Launch Complex 1 on New Zealand’s Mahia Peninsula. Photo is courtesy of RocketLab.

The ELaNa-19 launch webcast can be viewed in full at

Executive Comments

Rocket Lab founder and CEO Peter Beck said that the ELaNa-19 mission represents a forward-thinking approach from NASA to acquiring launch services and recognizes the increasingly significant role small satellites are playing in exploration, technology demonstration, research and education. The ELaNa-19 mission was a significant one for NASA, the Rocket Lab team and the small satellite industry overall. To launch two missions just five weeks apart, and in the first year of orbital flights, is unprecedented. It’s exactly what the small satellite industry desperately needs, and Rocket Lab is proud to be delivering it. Regular and reliable launch is now a reality for small satellites. The wait is over — the company is now providing small satellite customers with more control than they’ve ever had, enabling them to launch on their own schedule, to precise orbits, as frequently as they need to.

NASA ELaNa-19 Mission Manager Justin Treptow added that the cubesats of ELaNa-19 represent a large variety of scientific objectives and technology demonstrations. With this the first launch of a Venture Class Launch Service on the Rocket Lab Electron, NASA now has an option to match their small satellite missions with a dedicated small launch vehicle to place these satellites in an optimal orbit to achieve big results.

Forrester Reports: OneWeb to Save Millions — Perhaps Even More…

Journalist Chris Forrester

The OneWeb ‘mega-constellation’ of low orbiting broadband satellites, originally planned to be around 900 in total, will now initially be around 600, says Founder and Executive chairman Greg Wyler, and reported by specialist publication Space Intel Report (SIR), with the information posted by journalist Chris Forrester at the Advanced TV infosite.

In the process, OneWeb will save an estimated $500,000 per satellite (and it could be more) leading to Capex cost savings on the satellite building program of some $300 million.
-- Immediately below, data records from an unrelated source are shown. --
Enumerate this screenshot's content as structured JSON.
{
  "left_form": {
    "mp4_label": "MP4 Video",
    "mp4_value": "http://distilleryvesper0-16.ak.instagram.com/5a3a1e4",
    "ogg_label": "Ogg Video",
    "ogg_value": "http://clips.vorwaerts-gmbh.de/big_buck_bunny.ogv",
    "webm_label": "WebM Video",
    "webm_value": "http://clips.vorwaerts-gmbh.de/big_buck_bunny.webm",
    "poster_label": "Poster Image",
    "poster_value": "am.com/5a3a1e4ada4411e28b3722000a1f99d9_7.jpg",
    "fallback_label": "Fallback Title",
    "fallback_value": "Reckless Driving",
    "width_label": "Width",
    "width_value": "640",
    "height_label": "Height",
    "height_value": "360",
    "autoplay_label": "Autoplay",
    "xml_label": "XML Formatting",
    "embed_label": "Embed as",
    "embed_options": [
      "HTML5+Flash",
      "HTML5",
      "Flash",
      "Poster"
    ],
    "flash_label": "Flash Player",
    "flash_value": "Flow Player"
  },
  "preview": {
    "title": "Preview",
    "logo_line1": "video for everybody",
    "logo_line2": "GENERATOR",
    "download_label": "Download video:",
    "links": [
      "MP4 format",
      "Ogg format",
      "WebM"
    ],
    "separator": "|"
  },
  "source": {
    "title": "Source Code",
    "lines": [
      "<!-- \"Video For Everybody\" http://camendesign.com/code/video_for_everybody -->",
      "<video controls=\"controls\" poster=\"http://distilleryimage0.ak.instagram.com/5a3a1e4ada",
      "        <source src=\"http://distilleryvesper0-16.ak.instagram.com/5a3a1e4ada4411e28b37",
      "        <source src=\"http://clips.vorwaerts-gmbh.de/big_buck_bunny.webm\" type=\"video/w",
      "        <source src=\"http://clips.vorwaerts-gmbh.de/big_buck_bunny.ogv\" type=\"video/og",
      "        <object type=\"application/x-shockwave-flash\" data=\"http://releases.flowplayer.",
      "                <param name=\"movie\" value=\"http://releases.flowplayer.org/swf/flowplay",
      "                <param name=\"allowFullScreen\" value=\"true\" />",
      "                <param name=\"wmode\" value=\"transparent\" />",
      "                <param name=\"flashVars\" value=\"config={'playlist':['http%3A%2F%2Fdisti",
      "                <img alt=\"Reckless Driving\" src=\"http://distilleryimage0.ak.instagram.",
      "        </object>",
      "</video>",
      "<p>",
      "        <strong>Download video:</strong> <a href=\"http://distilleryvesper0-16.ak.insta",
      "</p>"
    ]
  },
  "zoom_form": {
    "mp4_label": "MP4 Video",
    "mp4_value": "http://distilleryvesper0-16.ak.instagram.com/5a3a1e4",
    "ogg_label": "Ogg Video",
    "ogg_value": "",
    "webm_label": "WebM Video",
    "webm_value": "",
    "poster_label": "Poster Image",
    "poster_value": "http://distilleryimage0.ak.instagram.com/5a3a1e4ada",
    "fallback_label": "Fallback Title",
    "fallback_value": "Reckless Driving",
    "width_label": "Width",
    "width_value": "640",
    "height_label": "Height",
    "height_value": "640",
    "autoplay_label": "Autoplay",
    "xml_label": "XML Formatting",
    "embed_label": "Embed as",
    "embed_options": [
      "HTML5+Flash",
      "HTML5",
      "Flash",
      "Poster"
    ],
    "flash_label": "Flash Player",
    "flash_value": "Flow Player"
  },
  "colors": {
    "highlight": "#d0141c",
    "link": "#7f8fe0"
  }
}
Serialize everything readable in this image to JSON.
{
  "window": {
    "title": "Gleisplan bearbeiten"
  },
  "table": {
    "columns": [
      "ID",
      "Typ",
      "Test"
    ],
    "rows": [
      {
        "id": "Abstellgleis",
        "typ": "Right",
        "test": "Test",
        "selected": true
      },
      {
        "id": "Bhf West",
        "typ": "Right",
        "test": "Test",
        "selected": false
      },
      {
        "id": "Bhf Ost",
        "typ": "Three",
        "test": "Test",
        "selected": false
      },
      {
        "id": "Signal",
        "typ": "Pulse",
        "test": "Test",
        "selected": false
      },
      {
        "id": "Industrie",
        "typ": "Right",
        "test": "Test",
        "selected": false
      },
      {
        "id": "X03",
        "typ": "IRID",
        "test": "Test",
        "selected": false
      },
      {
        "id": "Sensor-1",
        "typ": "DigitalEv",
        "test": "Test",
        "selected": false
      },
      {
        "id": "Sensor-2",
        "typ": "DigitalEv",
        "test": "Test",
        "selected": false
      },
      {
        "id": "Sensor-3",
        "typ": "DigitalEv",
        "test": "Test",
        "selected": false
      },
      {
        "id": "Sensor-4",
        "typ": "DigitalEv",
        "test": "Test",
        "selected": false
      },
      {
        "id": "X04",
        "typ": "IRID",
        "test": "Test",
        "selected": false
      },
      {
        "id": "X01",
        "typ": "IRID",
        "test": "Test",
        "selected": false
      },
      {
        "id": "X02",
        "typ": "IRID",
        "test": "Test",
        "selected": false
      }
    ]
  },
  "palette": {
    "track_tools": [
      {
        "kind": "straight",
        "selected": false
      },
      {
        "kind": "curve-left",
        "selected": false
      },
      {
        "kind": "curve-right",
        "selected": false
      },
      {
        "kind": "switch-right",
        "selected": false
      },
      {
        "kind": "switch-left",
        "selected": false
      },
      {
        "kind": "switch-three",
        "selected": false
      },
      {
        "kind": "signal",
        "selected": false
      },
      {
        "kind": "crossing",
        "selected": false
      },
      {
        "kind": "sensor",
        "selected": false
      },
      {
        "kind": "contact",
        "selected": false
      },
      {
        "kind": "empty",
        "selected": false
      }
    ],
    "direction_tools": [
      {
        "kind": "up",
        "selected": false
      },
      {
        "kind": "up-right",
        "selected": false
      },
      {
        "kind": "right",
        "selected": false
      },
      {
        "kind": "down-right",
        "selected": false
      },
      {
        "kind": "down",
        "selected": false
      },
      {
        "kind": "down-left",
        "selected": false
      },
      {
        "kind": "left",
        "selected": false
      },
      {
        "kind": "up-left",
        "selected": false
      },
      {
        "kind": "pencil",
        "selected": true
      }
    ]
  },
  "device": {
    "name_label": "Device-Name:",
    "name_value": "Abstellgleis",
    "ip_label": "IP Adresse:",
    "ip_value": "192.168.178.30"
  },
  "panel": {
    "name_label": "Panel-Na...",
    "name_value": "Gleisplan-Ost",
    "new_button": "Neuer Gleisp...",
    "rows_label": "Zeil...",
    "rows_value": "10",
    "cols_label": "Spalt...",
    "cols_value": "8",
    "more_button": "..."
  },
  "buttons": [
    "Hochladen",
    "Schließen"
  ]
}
Factor in the savings on launching the satellites, at around $60 million for each batch of around 30 craft, and there’s another saving of $600,000. Add to these numbers the reduction or elimination of insurance and other operational costs on the trimmed fleet and the overall cost savings could be well over $1 billion.
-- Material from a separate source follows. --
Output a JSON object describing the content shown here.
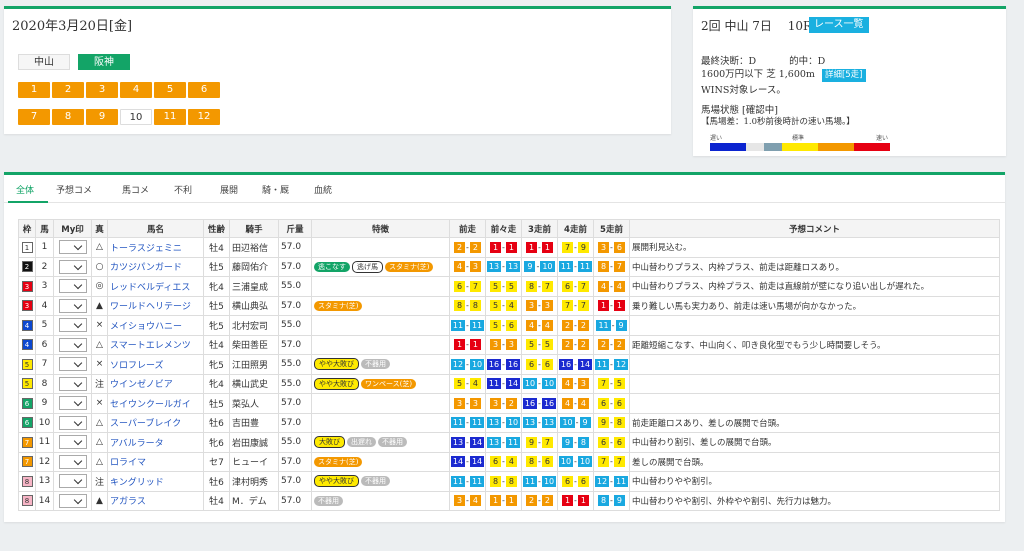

The savings — in satellites and launch costs — have come about because of improved transmission tests and capabilities on the small fleet of 10 satellites being built by Airbus at their Toulouse facility. The first scheduled launches are expected in February, says SIR, by a Russian Soyuz rocket from the Kourou launch site in French Guiana.

OneWeb is backed by Japanese media group SoftBank, as well as investments by Airbus, Intelsat, Virgin and others.

However, this reduction of the initial 900 to 600 satellites will not be the end of the OneWeb scheme. Phase 2 of the project will see more satellites launched to improve coverage, but this is now considered not necessary until Phase 1 is up and running – and probably with solid revenues. Nevertheless, this is still a $4 billion+ project for OneWeb.